(Supplied records begins)

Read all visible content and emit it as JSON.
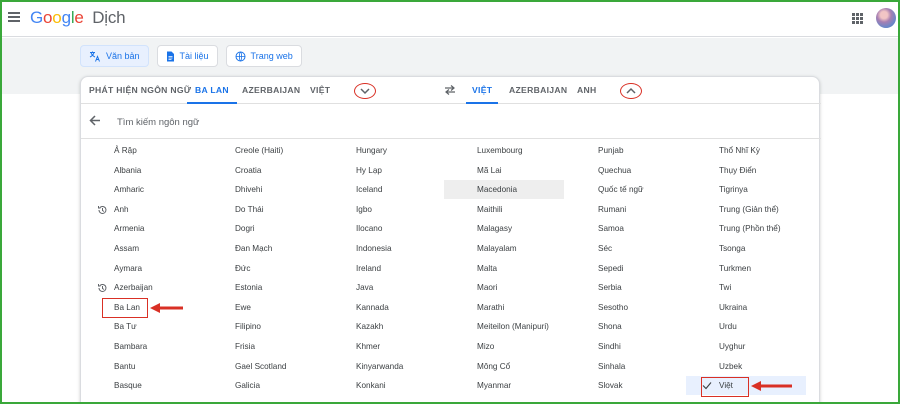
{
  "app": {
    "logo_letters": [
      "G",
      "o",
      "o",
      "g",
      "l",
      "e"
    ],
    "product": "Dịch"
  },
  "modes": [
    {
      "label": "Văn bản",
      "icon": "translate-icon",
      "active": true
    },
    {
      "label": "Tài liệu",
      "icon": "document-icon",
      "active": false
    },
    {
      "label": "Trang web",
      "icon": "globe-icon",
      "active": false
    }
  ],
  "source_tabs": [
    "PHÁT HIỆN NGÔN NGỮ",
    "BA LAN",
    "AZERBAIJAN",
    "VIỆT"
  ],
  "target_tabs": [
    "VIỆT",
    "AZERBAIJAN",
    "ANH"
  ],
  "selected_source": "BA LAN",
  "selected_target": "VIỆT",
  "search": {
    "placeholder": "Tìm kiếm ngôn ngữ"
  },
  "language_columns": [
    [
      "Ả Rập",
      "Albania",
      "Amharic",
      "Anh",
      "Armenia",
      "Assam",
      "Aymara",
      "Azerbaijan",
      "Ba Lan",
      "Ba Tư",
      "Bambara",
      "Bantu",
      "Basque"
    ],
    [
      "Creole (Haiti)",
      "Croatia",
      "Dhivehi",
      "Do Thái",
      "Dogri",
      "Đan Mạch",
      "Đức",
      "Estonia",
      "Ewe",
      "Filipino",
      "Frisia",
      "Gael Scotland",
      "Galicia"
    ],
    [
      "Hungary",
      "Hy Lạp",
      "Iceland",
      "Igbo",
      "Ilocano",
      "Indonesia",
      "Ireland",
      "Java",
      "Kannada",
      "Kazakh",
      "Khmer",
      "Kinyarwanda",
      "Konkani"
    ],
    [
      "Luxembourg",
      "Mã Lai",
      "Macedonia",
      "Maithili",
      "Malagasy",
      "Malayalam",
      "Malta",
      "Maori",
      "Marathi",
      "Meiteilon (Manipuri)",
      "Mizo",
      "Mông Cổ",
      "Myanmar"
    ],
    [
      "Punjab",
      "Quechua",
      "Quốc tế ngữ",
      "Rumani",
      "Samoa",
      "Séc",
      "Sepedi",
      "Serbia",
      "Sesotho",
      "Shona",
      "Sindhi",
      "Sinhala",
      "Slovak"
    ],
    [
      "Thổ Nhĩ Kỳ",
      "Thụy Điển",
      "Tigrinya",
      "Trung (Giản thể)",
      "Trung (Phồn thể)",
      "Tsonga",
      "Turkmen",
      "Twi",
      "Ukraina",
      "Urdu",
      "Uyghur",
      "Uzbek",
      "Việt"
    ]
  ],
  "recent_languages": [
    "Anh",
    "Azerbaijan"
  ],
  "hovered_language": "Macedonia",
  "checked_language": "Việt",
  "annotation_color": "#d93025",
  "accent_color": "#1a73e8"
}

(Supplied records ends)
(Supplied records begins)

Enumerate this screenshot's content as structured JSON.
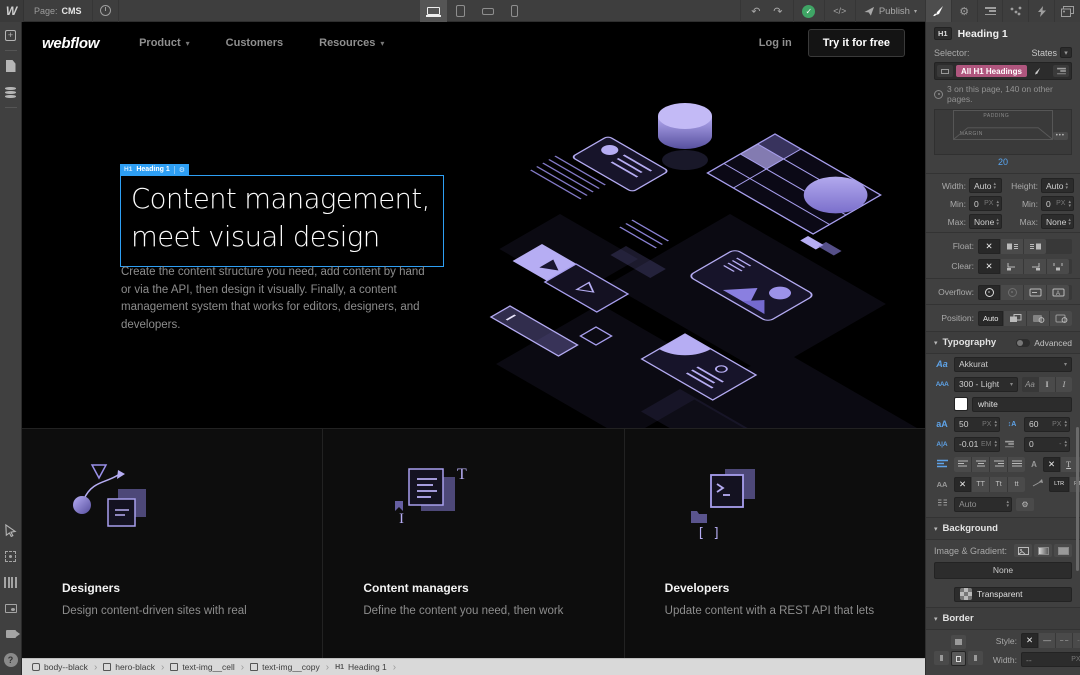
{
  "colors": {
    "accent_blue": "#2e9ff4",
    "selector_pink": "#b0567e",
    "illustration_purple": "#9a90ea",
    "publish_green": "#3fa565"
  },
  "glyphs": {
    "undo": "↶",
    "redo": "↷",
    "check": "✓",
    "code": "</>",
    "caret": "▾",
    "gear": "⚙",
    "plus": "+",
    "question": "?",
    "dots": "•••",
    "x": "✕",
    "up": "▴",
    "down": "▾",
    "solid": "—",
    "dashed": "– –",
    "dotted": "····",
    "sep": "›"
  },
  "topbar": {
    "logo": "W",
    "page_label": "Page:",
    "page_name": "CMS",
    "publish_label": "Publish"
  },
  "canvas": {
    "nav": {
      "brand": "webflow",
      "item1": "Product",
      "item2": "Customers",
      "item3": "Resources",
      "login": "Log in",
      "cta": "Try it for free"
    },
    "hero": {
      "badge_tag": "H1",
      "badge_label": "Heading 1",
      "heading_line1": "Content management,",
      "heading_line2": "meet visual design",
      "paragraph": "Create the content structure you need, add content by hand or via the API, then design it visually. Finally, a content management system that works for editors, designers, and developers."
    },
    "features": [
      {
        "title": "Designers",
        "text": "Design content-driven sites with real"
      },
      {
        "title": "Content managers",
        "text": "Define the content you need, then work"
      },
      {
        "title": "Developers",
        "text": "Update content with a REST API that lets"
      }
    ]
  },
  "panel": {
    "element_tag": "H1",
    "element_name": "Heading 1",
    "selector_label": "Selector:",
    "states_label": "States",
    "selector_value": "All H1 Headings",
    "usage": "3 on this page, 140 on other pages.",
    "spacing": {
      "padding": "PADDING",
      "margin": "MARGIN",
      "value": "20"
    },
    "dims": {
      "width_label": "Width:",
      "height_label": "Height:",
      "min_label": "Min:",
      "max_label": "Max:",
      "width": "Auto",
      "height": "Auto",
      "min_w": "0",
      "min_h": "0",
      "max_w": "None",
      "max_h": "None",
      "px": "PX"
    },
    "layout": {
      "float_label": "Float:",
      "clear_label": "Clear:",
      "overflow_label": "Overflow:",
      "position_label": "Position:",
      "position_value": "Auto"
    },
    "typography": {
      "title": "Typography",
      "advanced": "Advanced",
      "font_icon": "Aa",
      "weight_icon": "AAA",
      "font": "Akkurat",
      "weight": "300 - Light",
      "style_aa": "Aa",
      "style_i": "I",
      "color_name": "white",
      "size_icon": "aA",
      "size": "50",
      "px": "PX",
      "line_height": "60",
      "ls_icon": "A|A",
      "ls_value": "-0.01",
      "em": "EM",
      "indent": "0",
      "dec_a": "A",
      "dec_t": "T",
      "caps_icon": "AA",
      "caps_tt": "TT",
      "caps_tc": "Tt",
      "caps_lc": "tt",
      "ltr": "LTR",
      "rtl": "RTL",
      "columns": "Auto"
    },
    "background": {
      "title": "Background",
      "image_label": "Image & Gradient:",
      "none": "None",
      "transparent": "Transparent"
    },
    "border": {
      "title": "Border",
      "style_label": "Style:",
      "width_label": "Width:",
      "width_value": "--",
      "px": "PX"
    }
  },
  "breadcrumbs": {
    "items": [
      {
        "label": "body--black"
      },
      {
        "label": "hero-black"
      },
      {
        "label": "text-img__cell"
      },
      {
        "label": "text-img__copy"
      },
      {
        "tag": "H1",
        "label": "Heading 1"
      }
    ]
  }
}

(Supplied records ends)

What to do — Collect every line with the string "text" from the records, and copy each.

Response area —
        "text": "Design content-driven sites with real"
        "text": "Define the content you need, then work"
        "text": "Update content with a REST API that lets"
        "label": "text-img__cell"
        "label": "text-img__copy"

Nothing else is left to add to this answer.